The final graphical function, called go, does not broadcast any events to the Stateflow chart. The purpose of go is to set the chart output values, which correspond to the direction of window motion. For example, if the controller decides that the window should move up, its passes the value 1 to the first output port. Likewise, the value 1 is sent to the second output port if the controller decides that the window should move down.
The Stop state is active whenever the window is not moving. This is the first state that is activated when the simulation begins, since by default the window is not moving at the start of simulation. A transition from Stop to Move occurs if a validated UP or DOWN event is broadcast. An UP event is invalid if it occurs when the window is already fully closed. Likewise, a DOWN event is invalid if it occurs when the window is fully open.
Figure 4: Algorithm showing how a transition from Stop to Move occurs. Click image to see enlarged view.
The Move state is active whenever the window is in motion. This state implements several of the power window requirements related to object detection and automated window movement. At each time step, Move checks whether the window has run into an obstacle or reached a fully open or fully closed position. If an object is detected, the OBSTACLE event is broadcast and a state transition from Move to EmergencyDown occurs. If an end position is detected, the ENDSTOP event is broadcast and a state transition from Move to EndStop occurs.
Move has two parallel states named Direction and Mode. Parallel states can be active simultaneously. The Direction state checks whether the window is in motion and traveling up or down. The Mode state implements the auto-up and auto-down capability of the window. If a window button is held for a duration from 0.2 to 1 second in either direction, the window should automatically open or close completely, unless interrupted by a new window command or an obstacle. If the user presses a window button for the duration specified above, the Auto state is entered. If the button is pressed for a duration that does not land within this range, the Manual state is entered. If the Manual state is active, a transition from Move to Stop is executed when the user releases the button.

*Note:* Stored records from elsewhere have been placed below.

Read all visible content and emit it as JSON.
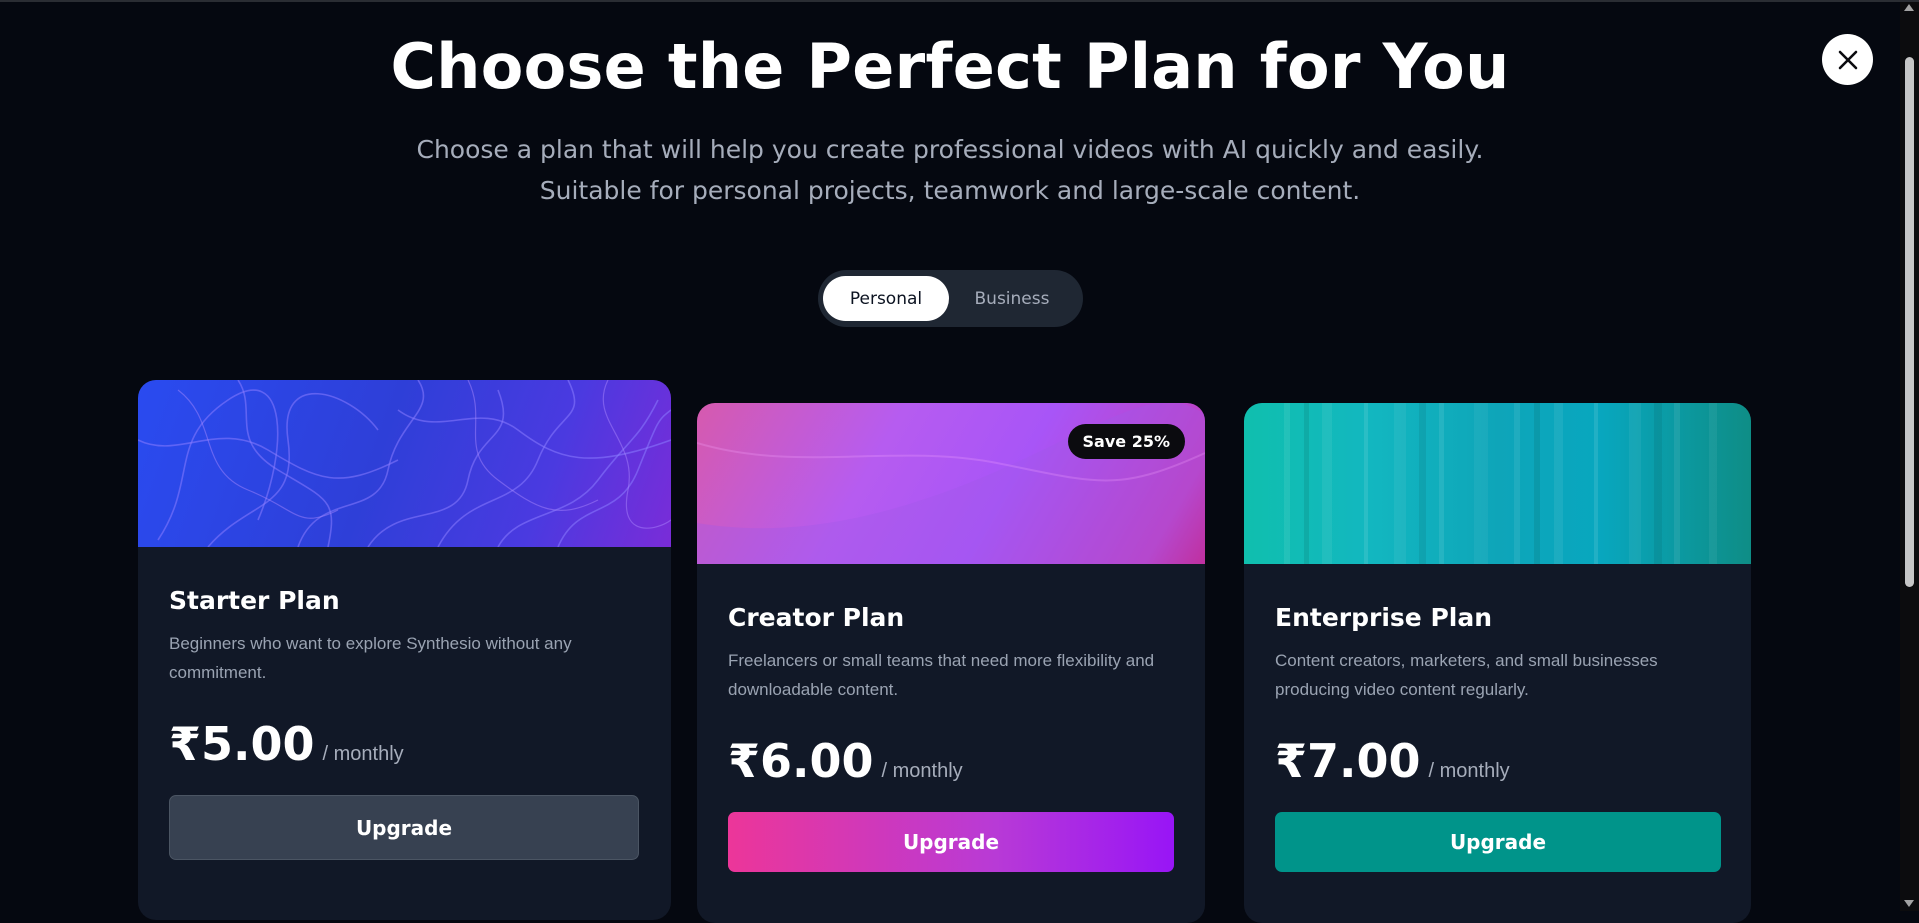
{
  "header": {
    "title": "Choose the Perfect Plan for You",
    "subtitle_line1": "Choose a plan that will help you create professional videos with AI quickly and easily.",
    "subtitle_line2": "Suitable for personal projects, teamwork and large-scale content."
  },
  "close_icon": "close-icon",
  "toggle": {
    "options": [
      "Personal",
      "Business"
    ],
    "selected": "Personal"
  },
  "plans": [
    {
      "name": "Starter Plan",
      "description": "Beginners who want to explore Synthesio without any commitment.",
      "price": "₹5.00",
      "period": "/ monthly",
      "button": "Upgrade",
      "accent": "#374151"
    },
    {
      "name": "Creator Plan",
      "badge": "Save 25%",
      "description": "Freelancers or small teams that need more flexibility and downloadable content.",
      "price": "₹6.00",
      "period": "/ monthly",
      "button": "Upgrade",
      "accent": "#ec3699"
    },
    {
      "name": "Enterprise Plan",
      "description": "Content creators, marketers, and small businesses producing video content regularly.",
      "price": "₹7.00",
      "period": "/ monthly",
      "button": "Upgrade",
      "accent": "#00948a"
    }
  ]
}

Figure 5: Algorithms for transitioning out of the Move state. Click image to see enlarged view.
In the EmergencyDown state, the windowmoves down about 10 [cm] if an obstacle is detected. When this state is activated, the go function is called to move the window down.
Figure 6: Emergency down algorithm. Click image to see enlarged view.
EndStop first determines whether the window is fully opened or closed, then commands the window to move in the opposite direction for a fraction of a second to relieve the force on the window. Once the window has moved the required amount, a state transition from EndStop to Stop occurs.
Figure 7: Algorithm for endstop detection. Click image to see enlarged view.
Now that we have designed a controller we can do some basic open-loop testing on the controller using switches, constants, and slider blocks. This is effective to a point, but to really verify that your controller will work with the hardware, you need to model the complete closed-loop system. To do this you need an accurate plant model. Part 2 will look at a multidomain approach to model the electromechanical components of the plant. Once you have an accurate plant model, you can test your controller in a closed-loop simulation or generate C code for the whole system (plant and controller) and test it in real time in a rapid prototyping and/or hardware-in-the-loop simulation setup.
Continue to Part 2 - Building the Plant Model
To read more about Model-Based Design, including user stories:
The key products used in part one of this case study include: